### HOW TO COMPLETE THIS TASK:
Copy every line from the records below that holds the word "application".

[Web page and app entries]

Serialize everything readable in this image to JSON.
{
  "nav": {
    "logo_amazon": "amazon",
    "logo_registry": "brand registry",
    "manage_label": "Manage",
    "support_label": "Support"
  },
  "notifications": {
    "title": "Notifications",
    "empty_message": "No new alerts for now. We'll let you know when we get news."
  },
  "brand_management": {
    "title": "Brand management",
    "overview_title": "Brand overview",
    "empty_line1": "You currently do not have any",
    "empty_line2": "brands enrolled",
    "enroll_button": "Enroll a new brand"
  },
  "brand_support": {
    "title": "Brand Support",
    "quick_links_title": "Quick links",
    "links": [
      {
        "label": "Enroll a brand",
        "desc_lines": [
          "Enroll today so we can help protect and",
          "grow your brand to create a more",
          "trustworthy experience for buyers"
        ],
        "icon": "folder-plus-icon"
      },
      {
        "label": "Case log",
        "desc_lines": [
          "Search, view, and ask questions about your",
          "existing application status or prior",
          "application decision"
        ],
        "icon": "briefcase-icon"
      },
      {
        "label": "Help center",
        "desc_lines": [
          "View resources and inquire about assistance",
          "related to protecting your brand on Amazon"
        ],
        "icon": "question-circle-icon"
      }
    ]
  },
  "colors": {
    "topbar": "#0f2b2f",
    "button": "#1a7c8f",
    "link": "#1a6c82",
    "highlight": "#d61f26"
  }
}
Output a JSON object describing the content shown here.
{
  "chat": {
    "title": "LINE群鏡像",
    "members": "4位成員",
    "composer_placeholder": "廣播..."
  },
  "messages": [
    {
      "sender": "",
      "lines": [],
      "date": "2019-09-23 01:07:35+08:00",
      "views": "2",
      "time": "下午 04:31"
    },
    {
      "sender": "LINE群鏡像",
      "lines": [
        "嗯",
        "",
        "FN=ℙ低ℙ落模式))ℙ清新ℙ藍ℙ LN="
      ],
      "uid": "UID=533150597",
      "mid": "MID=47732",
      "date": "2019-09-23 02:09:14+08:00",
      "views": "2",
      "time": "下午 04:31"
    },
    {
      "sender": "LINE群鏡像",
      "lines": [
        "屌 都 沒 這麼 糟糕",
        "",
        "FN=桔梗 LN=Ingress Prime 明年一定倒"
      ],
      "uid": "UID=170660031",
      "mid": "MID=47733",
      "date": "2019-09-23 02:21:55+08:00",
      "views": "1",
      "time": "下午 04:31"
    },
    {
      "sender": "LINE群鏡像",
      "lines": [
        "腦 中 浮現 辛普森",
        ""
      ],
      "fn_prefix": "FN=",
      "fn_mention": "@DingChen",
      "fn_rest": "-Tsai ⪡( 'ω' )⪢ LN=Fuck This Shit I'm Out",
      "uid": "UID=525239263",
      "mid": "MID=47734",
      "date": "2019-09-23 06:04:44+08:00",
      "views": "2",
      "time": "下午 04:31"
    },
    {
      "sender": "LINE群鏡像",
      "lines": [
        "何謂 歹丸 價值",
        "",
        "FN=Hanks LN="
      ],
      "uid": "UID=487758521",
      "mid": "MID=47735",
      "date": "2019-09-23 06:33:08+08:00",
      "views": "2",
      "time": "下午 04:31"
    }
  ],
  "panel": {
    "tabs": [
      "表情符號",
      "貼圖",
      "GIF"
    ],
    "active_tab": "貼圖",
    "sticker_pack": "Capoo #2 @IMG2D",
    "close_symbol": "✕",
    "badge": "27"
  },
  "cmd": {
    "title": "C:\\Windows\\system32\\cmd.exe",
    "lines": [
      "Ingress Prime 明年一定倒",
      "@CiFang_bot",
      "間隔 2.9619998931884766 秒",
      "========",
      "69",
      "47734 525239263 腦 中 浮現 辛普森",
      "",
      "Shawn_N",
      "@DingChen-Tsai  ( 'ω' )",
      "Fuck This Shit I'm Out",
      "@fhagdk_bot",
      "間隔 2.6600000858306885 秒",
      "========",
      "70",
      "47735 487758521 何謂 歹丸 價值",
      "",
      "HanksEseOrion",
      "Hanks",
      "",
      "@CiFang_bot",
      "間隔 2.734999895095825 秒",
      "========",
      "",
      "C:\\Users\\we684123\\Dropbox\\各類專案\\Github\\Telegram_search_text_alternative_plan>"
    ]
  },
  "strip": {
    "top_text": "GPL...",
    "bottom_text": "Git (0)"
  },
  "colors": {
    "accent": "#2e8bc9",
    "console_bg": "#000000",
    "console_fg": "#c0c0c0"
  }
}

### RESPONSE AREA:
          "existing application status or prior",
          "application decision"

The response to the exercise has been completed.